Empowering Independence: Thoughtful Senior Living

In a time when nearly 80 percent of adults age 50 and over say they would choose to stay in their communities and homes as they get older, aging in place is an increasingly popular option for people looking to maintain their independence and autonomy.

Senior Living Article ImageAging in place refers to the practice of older adults remaining in their own homes and communities for as long as possible rather than relocating to senior living facilities. For this to happen safely and comfortably, their living environment needs to be adapted to accommodate the changing needs of an aging population.

Universal Design is an approach that can facilitate aging in place. This design approach focuses on creating environments that are accessible to people of all ages and abilities. Features such as wide doorways, no-step entries, and lever-style door handles make homes more accessible for older adults. Safety features might also include grab bars in bathrooms, non-slip flooring, and well-lit pathways.

Technology integration is also essential when it comes to aging in place. Smart home devices, medical alert systems, telehealth services, and medication management apps are examples of technologies that can help seniors maintain independence while staying connected to support networks.

Aging in place is also made possible with community infrastructure that is designed with an aging population in mind. Making public spaces like parks, sidewalks, and transportation systems accessible and navigable for people of all abilities can help seniors stay active and engaged in their communities.

While aging in place often conjures images of living independently at home, many facilities are now incorporating aging in place tenants to usher in a new form of senior living. Facilities are now starting to offer residential living in the forms of cottages and apartments in communities featuring amenities such as clubhouses, pickleball courts, movie theaters, restaurants, and more for active seniors. Assisted living facilities offer services that help with daily living including food service, hair salons, laundry, and medication management for seniors who need some assistance, but not constant care. The continuum of care in senior living also delves into memory care and skilled nursing facilities or nursing homes, where seniors can receive specialized care and 24-hour nursing services.

When staying in your own home is no longer possible, it is important to have options of senior living facilities that are thoughtfully designed. AHBL strives to design senior living facilities that incorporate aging in place values that enable older adults to continue to feel independent and connected to their communities.

Wesley at Tehaleh Senior Living_Morris Moreno_2170682_Wesley at Tehaleh_062321_0794_LowRes
Wesley at Tehaleh Senior Living. Photo Credit: Morris Moreno

Wesley at Tehaleh Senior Living in Bonney Lake is one of these thoughtfully designed senior housing projects. The campus includes 136 independent living units, 42 catered living units, 18 memory care units, and a 24,000 SF town center. An on-site creek and nearby ponds along with views and vantage points throughout the campus emphasize a connection to nature and community that can enhance quality of life.

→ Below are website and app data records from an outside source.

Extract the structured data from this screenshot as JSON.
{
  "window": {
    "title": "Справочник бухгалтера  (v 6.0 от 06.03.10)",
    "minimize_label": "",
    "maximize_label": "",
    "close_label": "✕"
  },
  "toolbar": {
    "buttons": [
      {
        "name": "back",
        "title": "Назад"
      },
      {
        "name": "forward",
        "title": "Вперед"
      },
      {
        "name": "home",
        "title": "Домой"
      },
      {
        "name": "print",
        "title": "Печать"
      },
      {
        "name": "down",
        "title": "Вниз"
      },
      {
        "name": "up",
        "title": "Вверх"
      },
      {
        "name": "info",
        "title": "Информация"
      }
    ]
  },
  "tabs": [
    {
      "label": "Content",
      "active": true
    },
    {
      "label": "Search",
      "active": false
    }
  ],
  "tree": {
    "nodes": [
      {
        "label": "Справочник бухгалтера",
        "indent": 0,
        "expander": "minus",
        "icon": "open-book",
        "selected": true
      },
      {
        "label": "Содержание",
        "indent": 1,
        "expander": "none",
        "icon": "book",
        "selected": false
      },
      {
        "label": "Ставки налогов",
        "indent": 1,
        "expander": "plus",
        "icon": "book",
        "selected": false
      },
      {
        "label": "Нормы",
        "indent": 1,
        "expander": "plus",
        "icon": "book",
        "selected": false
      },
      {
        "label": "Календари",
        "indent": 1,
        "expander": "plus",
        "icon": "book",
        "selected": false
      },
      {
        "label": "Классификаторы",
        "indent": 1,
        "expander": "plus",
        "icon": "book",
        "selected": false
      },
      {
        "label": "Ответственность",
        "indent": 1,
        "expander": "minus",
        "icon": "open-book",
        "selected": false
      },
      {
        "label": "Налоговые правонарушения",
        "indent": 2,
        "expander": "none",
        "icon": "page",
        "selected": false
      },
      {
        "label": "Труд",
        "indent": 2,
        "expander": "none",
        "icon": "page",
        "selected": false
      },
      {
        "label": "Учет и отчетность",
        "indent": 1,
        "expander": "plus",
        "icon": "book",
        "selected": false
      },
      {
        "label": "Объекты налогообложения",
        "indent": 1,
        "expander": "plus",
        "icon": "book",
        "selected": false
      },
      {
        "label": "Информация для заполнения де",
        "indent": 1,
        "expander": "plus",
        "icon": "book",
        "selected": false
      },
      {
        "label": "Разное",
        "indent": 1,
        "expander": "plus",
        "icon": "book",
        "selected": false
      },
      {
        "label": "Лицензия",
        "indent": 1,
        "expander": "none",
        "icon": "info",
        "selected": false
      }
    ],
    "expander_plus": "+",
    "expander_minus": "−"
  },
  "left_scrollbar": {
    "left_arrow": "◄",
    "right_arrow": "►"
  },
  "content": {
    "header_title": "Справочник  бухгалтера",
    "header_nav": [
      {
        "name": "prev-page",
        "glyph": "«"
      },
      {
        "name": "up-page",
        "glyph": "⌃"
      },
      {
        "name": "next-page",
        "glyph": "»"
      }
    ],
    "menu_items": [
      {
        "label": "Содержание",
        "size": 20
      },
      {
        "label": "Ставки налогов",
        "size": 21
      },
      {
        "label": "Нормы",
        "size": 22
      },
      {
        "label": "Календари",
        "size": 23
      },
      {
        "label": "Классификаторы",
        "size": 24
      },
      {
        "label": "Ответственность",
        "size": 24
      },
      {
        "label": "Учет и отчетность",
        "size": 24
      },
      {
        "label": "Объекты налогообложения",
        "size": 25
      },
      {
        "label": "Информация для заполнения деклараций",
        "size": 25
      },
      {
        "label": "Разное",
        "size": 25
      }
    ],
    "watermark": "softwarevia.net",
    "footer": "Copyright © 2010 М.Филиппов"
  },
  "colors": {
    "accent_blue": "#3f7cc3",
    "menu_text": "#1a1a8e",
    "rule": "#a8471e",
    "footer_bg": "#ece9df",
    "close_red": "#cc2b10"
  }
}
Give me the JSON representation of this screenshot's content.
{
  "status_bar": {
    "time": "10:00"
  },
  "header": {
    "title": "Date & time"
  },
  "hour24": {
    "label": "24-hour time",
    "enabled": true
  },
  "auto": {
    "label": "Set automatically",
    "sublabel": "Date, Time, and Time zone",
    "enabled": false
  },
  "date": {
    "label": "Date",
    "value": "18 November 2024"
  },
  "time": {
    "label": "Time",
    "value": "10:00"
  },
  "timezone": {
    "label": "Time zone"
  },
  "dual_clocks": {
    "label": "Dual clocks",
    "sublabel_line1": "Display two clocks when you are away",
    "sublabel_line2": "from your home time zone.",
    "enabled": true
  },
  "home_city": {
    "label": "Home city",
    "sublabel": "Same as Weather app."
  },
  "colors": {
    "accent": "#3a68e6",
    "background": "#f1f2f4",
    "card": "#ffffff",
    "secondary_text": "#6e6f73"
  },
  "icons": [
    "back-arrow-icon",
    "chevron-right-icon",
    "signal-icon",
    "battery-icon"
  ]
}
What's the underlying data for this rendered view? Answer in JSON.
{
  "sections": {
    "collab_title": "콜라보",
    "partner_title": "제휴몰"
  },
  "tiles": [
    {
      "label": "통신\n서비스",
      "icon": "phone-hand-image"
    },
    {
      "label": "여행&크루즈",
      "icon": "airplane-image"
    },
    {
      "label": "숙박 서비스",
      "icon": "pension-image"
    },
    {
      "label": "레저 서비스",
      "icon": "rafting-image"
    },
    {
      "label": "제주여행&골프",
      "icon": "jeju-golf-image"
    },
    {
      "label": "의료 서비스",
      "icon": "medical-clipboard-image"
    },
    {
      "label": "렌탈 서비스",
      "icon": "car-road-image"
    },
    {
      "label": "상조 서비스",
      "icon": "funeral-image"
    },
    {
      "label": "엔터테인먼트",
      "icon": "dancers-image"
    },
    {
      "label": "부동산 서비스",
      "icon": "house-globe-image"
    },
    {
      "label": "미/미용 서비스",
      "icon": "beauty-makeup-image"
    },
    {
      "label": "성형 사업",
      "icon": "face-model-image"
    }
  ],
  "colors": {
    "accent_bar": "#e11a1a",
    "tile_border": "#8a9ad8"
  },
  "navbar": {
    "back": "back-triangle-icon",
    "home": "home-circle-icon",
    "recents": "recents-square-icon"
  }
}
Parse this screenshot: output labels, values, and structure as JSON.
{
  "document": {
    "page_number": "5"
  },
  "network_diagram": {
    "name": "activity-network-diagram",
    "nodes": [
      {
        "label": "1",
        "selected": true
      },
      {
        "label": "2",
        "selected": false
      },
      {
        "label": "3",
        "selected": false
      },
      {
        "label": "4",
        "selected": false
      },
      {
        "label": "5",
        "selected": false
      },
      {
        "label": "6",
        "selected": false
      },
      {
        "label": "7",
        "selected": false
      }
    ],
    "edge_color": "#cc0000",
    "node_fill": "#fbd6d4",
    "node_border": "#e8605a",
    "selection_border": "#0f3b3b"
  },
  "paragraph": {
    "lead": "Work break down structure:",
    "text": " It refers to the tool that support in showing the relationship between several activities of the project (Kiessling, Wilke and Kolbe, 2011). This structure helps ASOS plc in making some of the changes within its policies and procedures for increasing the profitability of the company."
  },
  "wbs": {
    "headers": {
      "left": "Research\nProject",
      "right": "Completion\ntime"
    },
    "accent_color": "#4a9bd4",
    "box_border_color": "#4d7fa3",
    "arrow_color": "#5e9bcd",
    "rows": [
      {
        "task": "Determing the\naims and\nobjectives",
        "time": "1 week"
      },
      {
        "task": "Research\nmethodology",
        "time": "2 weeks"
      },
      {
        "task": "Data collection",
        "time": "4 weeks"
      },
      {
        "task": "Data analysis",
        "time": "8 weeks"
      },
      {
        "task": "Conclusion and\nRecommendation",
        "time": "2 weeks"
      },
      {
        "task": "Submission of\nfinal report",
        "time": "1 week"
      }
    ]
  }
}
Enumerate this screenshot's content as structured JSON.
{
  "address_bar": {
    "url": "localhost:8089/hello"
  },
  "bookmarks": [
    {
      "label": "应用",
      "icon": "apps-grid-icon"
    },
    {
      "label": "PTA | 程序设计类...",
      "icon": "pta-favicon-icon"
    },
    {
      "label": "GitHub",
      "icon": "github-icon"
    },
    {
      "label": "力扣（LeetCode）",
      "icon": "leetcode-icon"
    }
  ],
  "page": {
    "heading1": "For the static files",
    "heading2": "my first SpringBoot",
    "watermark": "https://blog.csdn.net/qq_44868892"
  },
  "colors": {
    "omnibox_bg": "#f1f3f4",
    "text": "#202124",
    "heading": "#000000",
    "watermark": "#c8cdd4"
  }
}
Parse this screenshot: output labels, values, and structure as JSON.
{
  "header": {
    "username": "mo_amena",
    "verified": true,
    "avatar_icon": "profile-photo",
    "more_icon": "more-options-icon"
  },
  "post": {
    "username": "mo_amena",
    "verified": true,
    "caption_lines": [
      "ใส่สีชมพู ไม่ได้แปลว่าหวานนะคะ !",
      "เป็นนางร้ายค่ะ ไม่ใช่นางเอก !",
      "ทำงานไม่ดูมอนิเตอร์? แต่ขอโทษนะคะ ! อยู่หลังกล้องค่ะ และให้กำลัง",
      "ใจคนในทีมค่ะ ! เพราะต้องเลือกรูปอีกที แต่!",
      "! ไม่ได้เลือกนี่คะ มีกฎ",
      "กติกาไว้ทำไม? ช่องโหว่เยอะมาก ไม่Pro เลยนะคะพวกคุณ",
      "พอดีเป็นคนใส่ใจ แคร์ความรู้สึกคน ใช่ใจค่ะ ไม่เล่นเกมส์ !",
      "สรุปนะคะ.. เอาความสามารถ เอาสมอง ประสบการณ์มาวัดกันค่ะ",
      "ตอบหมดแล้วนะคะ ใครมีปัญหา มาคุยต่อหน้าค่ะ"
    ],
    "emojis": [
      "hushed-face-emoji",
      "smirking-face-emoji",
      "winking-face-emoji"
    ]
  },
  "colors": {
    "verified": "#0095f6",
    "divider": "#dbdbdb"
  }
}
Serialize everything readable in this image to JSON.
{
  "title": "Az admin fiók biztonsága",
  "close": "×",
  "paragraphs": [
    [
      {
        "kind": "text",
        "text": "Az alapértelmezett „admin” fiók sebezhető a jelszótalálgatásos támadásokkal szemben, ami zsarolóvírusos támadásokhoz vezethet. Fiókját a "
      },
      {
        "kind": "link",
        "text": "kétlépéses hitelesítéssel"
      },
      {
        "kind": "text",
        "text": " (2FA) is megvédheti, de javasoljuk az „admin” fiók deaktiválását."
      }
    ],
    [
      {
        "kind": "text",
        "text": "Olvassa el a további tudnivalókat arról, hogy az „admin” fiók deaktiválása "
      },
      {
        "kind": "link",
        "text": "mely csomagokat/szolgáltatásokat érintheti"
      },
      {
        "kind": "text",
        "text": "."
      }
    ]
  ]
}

AHBL’s landscape architects also worked on Affinity at Mirabeau, a 62+ community designed for active adults who want to be a part of a vibrant social scene. Located in Spokane Valley, residents of this community have a variety of apartment options, on-site amenities, and nearby parks and cafes. Concepts like Affinity emphasize safety and accessibility while keeping residents active, independent, and integrated into the community.

AHBL also served as the civil engineer and landscape architect for a new affordable housing development in Tacoma. Mercy Rosa Franklin Place offers 61 affordable apartments for seniors, with an on-site community room and outdoor plaza for community members to gather and participate in resident services. 20 percent of apartments are set aside for households with a disabled resident, and one-third of the homes have a leasing preference for veterans. Located just blocks from two light rail stations and several bus stops, it is also near multiple healthcare facilities. AHBL’s landscape architects designed the outdoor courtyard, which offers residents a beautiful space to gather or enjoy a quiet moment. Safety features including grab bars and accessible controls ensure that seniors can stay in their apartment as they age.

We all want to age comfortably and safely. Aging in place and the concept and design principles behind it are at the forefront of our minds as we work on senior living projects. AHBL strives to contribute thoughtful design to the communities that help older adults thrive.

Back To News